Ryan Isbelle filed the amended complaint Monday in U.S. District Court.
Isbelle contends the state’s initiative rules violate the Fourteenth Amendment’s equal protection clause because they give more weight to voters in some districts. Chief U.S. District Court Judge David Nye in dismissing the lawsuit in October didn’t rule on the merits of the case. Instead, Nye said Isbelle lacked standing to bring the lawsuit because he hadn’t tried to get an initiative on the ballot.
Nye gave Isbelle 30 days to file an amended complaint.
In Isbelle’s filing Monday, he said he’s collecting signatures for an active ballot initiative to raise the minimum wage. He said in the lawsuit that on Friday he submitted his first petition signature sheet to the Nez Perce County deputy clerk and the signatures were certified. A copy of the petition was included in his latest filing.
The ballot initiative process in Idaho has been among the most contentious issues in the state in recent years, and it appears possible lawmakers will take it up again when the Legislature begins meeting in January.
Isbelle contends that a law passed in 2013 requiring signatures from 6 percent of voters in 18 legislative districts is unconstitutional.

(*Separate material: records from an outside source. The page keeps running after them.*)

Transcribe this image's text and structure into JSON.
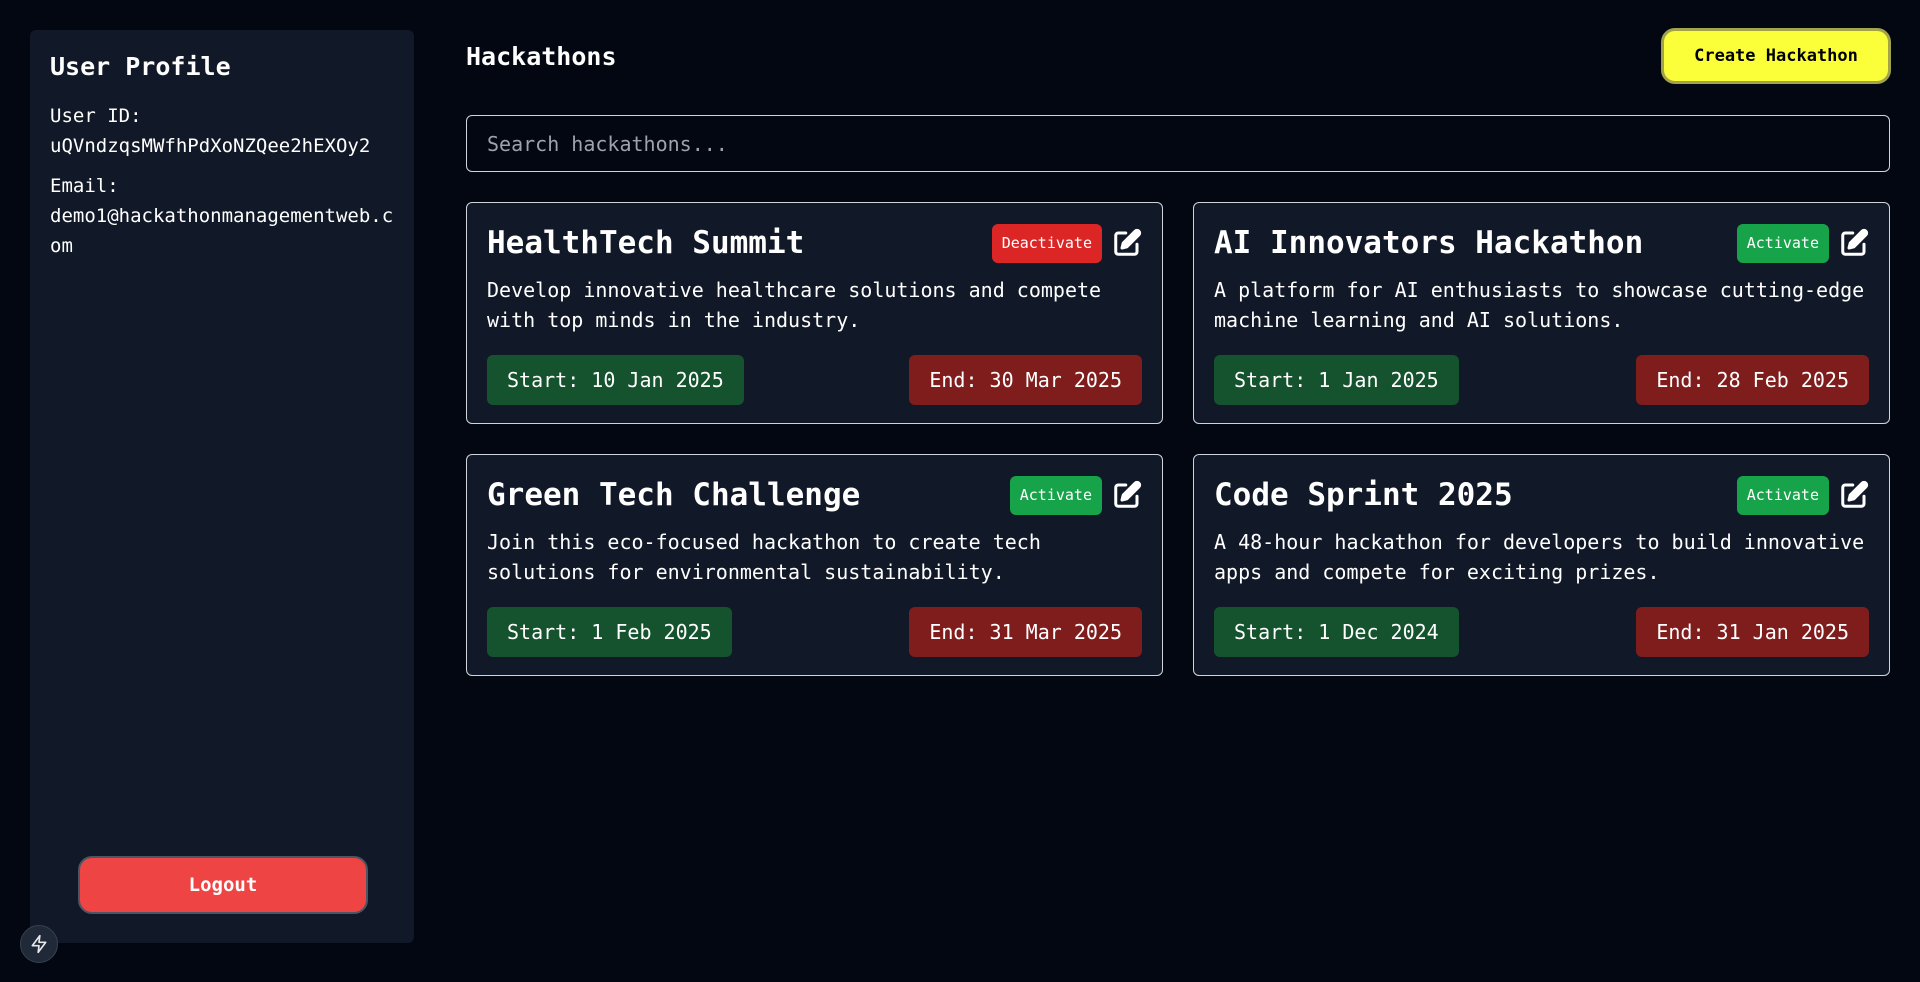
{
  "sidebar": {
    "title": "User Profile",
    "user_id_label": "User ID:",
    "user_id": "uQVndzqsMWfhPdXoNZQee2hEXOy2",
    "email_label": "Email:",
    "email": "demo1@hackathonmanagementweb.com",
    "logout_label": "Logout"
  },
  "header": {
    "title": "Hackathons",
    "create_label": "Create Hackathon"
  },
  "search": {
    "placeholder": "Search hackathons..."
  },
  "colors": {
    "activate": "#16a34a",
    "deactivate": "#dc2626",
    "start_pill": "#14532d",
    "end_pill": "#7f1d1d",
    "accent_create": "#fbff3a",
    "logout": "#ef4444"
  },
  "hackathons": [
    {
      "title": "HealthTech Summit",
      "description": "Develop innovative healthcare solutions and compete with top minds in the industry.",
      "toggle_label": "Deactivate",
      "toggle_state": "deactivate",
      "start": "Start: 10 Jan 2025",
      "end": "End: 30 Mar 2025"
    },
    {
      "title": "AI Innovators Hackathon",
      "description": "A platform for AI enthusiasts to showcase cutting-edge machine learning and AI solutions.",
      "toggle_label": "Activate",
      "toggle_state": "activate",
      "start": "Start: 1 Jan 2025",
      "end": "End: 28 Feb 2025"
    },
    {
      "title": "Green Tech Challenge",
      "description": "Join this eco-focused hackathon to create tech solutions for environmental sustainability.",
      "toggle_label": "Activate",
      "toggle_state": "activate",
      "start": "Start: 1 Feb 2025",
      "end": "End: 31 Mar 2025"
    },
    {
      "title": "Code Sprint 2025",
      "description": "A 48-hour hackathon for developers to build innovative apps and compete for exciting prizes.",
      "toggle_label": "Activate",
      "toggle_state": "activate",
      "start": "Start: 1 Dec 2024",
      "end": "End: 31 Jan 2025"
    }
  ],
  "icons": {
    "edit": "edit-icon",
    "fab": "lightning-icon"
  }
}
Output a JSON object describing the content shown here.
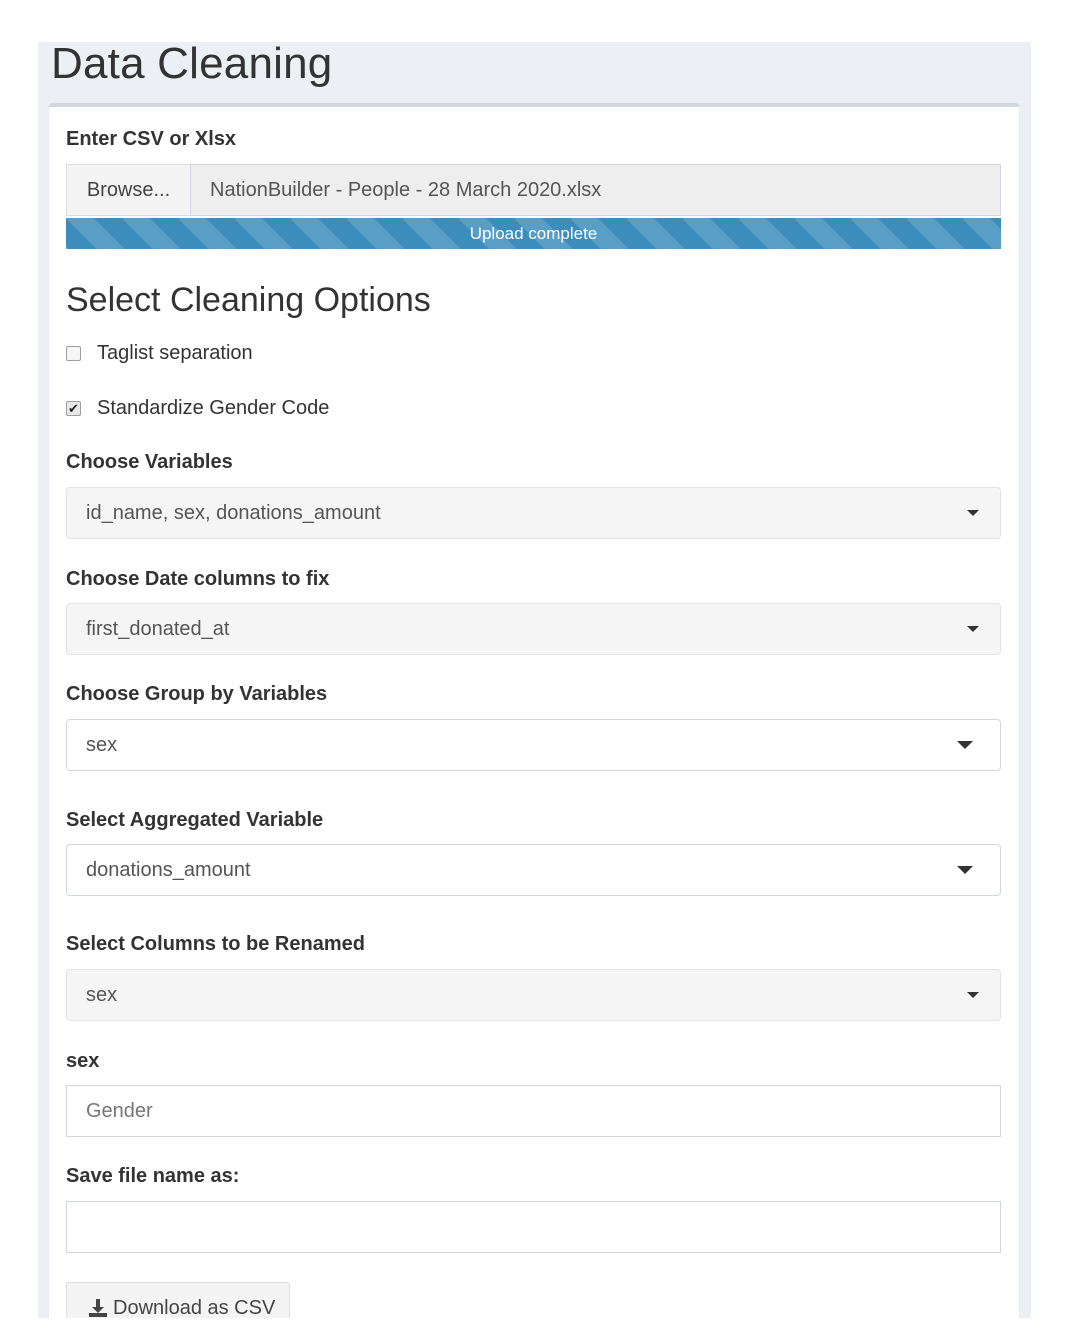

Before 2013, ballot initiatives required signatures from 6 percent of statewide voters.
Isbelle said the change unconstitutionally gave more weight to signatures in some districts, while the 6 percent statewide requirement kept all voters on an equal footing. (AP)